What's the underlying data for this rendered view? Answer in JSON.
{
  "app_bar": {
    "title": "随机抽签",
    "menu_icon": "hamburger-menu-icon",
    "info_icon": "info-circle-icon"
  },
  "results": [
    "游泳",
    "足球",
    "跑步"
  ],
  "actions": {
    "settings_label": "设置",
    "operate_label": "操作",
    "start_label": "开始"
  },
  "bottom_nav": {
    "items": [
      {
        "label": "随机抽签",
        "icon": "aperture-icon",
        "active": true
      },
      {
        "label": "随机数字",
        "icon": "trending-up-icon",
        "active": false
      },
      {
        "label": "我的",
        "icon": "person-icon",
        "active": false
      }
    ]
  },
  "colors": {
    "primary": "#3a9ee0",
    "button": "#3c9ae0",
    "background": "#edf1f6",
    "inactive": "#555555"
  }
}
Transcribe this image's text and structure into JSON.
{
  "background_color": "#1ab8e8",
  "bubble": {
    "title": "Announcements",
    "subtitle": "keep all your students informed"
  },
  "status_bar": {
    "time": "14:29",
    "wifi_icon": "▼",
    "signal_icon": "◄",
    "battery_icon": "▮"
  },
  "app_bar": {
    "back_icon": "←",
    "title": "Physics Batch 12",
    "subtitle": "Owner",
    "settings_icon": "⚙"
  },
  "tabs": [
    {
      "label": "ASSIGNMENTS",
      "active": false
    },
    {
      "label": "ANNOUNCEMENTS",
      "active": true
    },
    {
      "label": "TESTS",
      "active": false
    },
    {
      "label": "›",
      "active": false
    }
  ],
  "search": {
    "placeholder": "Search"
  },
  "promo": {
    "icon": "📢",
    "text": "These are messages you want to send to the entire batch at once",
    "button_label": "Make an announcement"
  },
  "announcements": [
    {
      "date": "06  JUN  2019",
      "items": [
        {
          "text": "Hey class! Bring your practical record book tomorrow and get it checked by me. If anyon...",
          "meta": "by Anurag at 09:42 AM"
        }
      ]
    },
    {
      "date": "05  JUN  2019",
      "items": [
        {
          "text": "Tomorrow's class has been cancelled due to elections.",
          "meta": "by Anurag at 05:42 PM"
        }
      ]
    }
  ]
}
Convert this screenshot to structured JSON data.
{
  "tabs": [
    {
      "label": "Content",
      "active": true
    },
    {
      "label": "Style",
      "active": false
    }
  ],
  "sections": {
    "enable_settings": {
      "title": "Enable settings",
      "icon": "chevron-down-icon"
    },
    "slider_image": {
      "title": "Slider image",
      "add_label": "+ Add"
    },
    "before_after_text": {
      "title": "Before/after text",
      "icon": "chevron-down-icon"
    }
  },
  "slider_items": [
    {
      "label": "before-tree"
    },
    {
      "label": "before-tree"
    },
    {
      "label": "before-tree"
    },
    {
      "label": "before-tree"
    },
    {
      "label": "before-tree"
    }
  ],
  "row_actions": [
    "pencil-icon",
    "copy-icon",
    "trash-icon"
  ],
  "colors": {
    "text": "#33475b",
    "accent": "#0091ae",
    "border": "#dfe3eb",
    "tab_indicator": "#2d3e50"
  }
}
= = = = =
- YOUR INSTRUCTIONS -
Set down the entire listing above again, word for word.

- EXERCISE RESULT -
What's the underlying data for this rendered view? Answer in JSON.
{
  "app_bar": {
    "title": "随机抽签",
    "menu_icon": "hamburger-menu-icon",
    "info_icon": "info-circle-icon"
  },
  "results": [
    "游泳",
    "足球",
    "跑步"
  ],
  "actions": {
    "settings_label": "设置",
    "operate_label": "操作",
    "start_label": "开始"
  },
  "bottom_nav": {
    "items": [
      {
        "label": "随机抽签",
        "icon": "aperture-icon",
        "active": true
      },
      {
        "label": "随机数字",
        "icon": "trending-up-icon",
        "active": false
      },
      {
        "label": "我的",
        "icon": "person-icon",
        "active": false
      }
    ]
  },
  "colors": {
    "primary": "#3a9ee0",
    "button": "#3c9ae0",
    "background": "#edf1f6",
    "inactive": "#555555"
  }
}
Transcribe this image's text and structure into JSON.
{
  "background_color": "#1ab8e8",
  "bubble": {
    "title": "Announcements",
    "subtitle": "keep all your students informed"
  },
  "status_bar": {
    "time": "14:29",
    "wifi_icon": "▼",
    "signal_icon": "◄",
    "battery_icon": "▮"
  },
  "app_bar": {
    "back_icon": "←",
    "title": "Physics Batch 12",
    "subtitle": "Owner",
    "settings_icon": "⚙"
  },
  "tabs": [
    {
      "label": "ASSIGNMENTS",
      "active": false
    },
    {
      "label": "ANNOUNCEMENTS",
      "active": true
    },
    {
      "label": "TESTS",
      "active": false
    },
    {
      "label": "›",
      "active": false
    }
  ],
  "search": {
    "placeholder": "Search"
  },
  "promo": {
    "icon": "📢",
    "text": "These are messages you want to send to the entire batch at once",
    "button_label": "Make an announcement"
  },
  "announcements": [
    {
      "date": "06  JUN  2019",
      "items": [
        {
          "text": "Hey class! Bring your practical record book tomorrow and get it checked by me. If anyon...",
          "meta": "by Anurag at 09:42 AM"
        }
      ]
    },
    {
      "date": "05  JUN  2019",
      "items": [
        {
          "text": "Tomorrow's class has been cancelled due to elections.",
          "meta": "by Anurag at 05:42 PM"
        }
      ]
    }
  ]
}
Convert this screenshot to structured JSON data.
{
  "tabs": [
    {
      "label": "Content",
      "active": true
    },
    {
      "label": "Style",
      "active": false
    }
  ],
  "sections": {
    "enable_settings": {
      "title": "Enable settings",
      "icon": "chevron-down-icon"
    },
    "slider_image": {
      "title": "Slider image",
      "add_label": "+ Add"
    },
    "before_after_text": {
      "title": "Before/after text",
      "icon": "chevron-down-icon"
    }
  },
  "slider_items": [
    {
      "label": "before-tree"
    },
    {
      "label": "before-tree"
    },
    {
      "label": "before-tree"
    },
    {
      "label": "before-tree"
    },
    {
      "label": "before-tree"
    }
  ],
  "row_actions": [
    "pencil-icon",
    "copy-icon",
    "trash-icon"
  ],
  "colors": {
    "text": "#33475b",
    "accent": "#0091ae",
    "border": "#dfe3eb",
    "tab_indicator": "#2d3e50"
  }
}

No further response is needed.